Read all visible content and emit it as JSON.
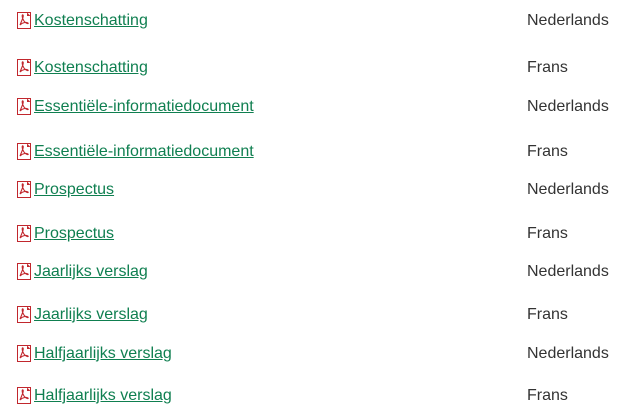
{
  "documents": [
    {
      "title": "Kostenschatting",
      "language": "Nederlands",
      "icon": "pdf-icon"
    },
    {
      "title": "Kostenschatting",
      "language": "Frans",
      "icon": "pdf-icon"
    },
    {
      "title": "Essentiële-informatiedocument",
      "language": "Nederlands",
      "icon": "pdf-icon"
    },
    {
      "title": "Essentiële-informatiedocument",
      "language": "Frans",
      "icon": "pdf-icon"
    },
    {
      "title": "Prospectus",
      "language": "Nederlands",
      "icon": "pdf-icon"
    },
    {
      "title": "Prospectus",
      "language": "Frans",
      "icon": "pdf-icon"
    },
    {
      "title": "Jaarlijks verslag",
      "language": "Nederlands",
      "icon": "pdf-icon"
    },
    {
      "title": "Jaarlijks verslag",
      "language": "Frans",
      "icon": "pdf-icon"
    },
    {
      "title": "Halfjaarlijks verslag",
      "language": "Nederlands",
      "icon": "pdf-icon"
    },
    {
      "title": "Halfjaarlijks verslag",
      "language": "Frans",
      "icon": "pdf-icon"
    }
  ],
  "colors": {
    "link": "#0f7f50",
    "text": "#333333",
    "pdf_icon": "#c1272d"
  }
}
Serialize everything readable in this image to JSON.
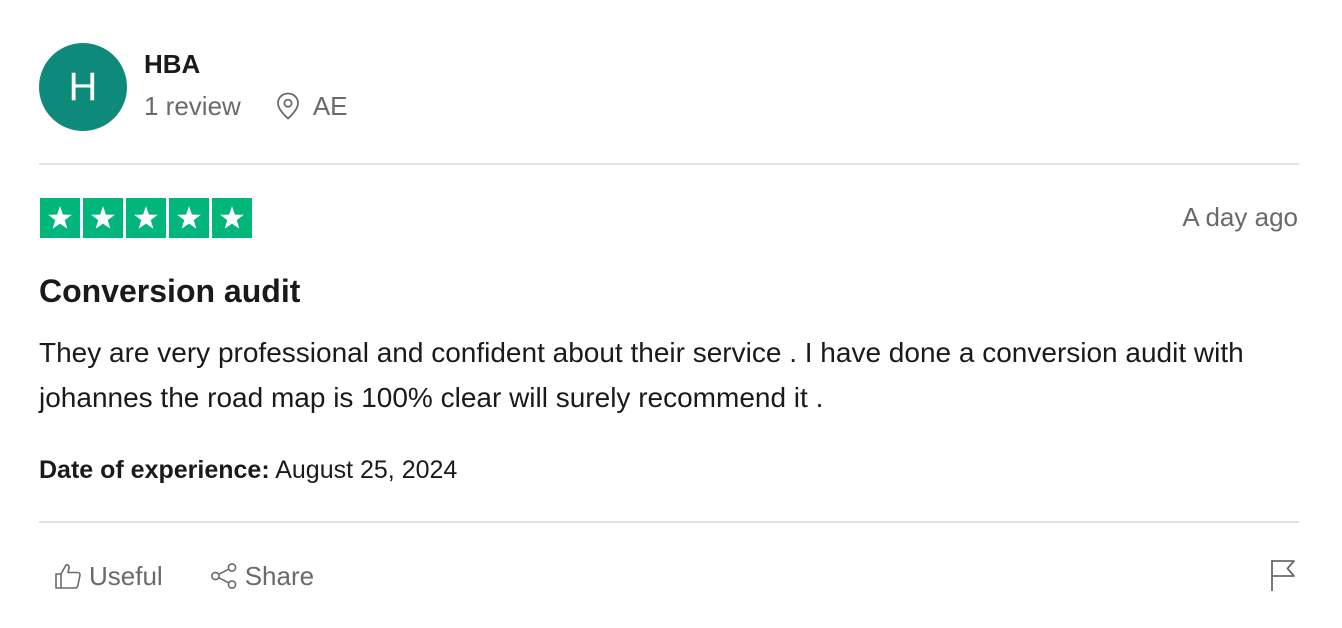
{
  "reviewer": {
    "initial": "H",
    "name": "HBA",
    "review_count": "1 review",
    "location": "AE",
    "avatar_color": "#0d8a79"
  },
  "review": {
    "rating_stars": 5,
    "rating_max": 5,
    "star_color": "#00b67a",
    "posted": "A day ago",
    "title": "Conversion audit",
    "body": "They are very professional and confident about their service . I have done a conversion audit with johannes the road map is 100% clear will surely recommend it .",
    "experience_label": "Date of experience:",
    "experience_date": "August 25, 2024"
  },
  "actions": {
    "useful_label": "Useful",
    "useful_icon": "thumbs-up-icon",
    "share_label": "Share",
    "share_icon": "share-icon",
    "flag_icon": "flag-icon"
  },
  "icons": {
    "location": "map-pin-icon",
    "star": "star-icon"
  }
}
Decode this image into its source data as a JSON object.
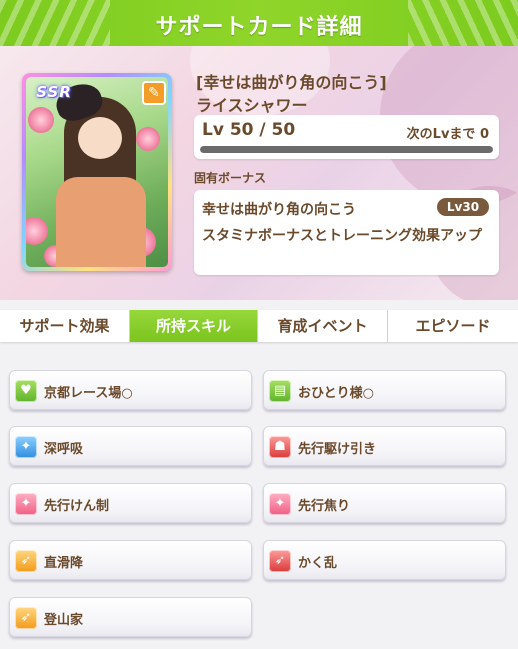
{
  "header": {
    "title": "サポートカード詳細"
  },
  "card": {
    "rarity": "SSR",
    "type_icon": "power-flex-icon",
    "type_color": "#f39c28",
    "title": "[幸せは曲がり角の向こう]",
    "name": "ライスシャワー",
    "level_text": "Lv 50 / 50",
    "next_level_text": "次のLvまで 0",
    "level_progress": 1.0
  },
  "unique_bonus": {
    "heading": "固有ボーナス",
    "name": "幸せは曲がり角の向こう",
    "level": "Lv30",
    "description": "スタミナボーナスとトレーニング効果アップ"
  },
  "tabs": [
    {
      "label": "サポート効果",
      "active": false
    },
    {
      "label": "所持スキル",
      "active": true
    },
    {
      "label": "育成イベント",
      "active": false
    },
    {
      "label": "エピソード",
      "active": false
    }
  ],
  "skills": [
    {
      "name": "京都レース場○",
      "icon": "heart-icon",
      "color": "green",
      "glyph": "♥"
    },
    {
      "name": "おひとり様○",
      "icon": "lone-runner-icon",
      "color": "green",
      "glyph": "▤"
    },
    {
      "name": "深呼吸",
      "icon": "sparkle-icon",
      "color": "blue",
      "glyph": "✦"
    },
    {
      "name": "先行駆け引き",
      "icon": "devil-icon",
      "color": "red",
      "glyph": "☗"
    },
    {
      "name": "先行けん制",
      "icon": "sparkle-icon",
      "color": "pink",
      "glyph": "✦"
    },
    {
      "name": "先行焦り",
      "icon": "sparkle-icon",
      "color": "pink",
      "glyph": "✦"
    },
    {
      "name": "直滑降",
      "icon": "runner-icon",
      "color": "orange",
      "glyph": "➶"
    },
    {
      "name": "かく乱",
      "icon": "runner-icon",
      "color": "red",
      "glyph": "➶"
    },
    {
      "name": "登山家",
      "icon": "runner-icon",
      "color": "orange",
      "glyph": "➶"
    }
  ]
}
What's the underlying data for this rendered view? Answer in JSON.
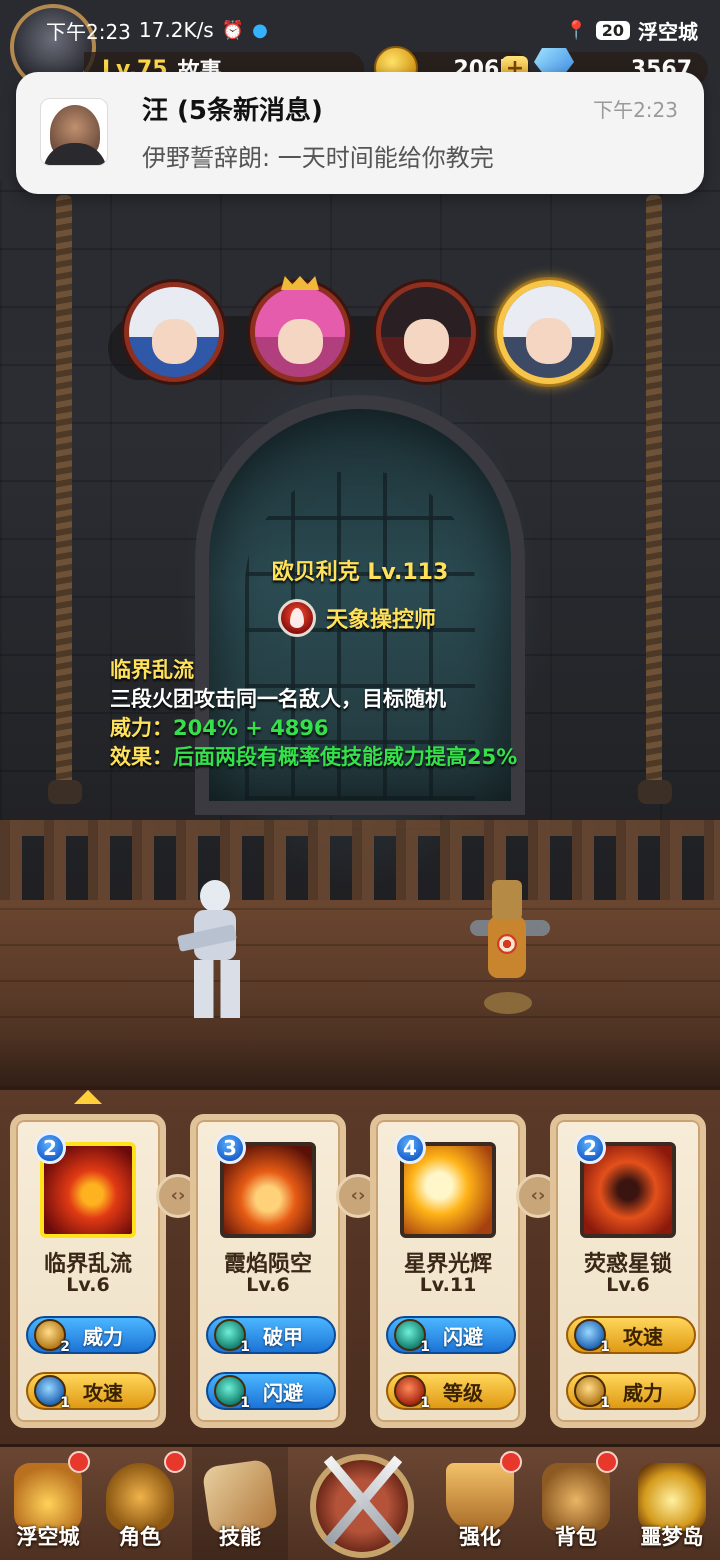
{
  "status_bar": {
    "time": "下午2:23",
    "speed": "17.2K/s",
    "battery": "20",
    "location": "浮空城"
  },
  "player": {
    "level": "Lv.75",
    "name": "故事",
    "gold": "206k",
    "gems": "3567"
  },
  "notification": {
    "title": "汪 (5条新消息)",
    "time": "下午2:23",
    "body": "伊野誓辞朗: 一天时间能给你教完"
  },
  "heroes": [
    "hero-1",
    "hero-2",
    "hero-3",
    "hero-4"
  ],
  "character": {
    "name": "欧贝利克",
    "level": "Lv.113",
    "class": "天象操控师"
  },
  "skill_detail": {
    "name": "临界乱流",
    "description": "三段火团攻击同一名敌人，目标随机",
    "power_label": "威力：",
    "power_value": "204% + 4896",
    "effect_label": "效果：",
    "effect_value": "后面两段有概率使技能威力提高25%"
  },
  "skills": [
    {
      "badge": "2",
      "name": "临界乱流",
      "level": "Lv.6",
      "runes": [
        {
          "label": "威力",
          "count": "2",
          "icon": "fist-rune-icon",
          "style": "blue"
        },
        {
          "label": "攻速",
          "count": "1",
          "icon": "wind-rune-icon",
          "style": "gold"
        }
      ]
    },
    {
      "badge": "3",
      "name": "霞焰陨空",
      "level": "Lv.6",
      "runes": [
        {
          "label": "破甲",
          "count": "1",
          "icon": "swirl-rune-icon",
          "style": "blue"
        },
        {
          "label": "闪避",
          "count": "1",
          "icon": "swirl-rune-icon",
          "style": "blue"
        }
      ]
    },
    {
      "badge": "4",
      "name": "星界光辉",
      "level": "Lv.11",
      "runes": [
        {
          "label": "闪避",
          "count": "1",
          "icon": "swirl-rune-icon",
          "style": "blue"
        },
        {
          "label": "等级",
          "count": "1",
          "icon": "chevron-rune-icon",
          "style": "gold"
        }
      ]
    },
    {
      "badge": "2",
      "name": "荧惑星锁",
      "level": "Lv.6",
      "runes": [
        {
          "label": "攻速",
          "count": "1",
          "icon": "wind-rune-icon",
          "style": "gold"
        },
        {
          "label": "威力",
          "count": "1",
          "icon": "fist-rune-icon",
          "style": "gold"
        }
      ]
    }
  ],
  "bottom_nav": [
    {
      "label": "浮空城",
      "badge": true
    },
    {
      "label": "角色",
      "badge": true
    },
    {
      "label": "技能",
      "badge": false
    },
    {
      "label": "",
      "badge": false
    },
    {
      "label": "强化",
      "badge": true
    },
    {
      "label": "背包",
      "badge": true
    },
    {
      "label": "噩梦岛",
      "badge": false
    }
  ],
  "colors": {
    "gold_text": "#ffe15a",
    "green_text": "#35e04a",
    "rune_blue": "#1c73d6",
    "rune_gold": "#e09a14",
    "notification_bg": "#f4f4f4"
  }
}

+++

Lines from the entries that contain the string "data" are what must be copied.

Decode this image into its source data as a JSON object.
What's the underlying data for this rendered view? Answer in JSON.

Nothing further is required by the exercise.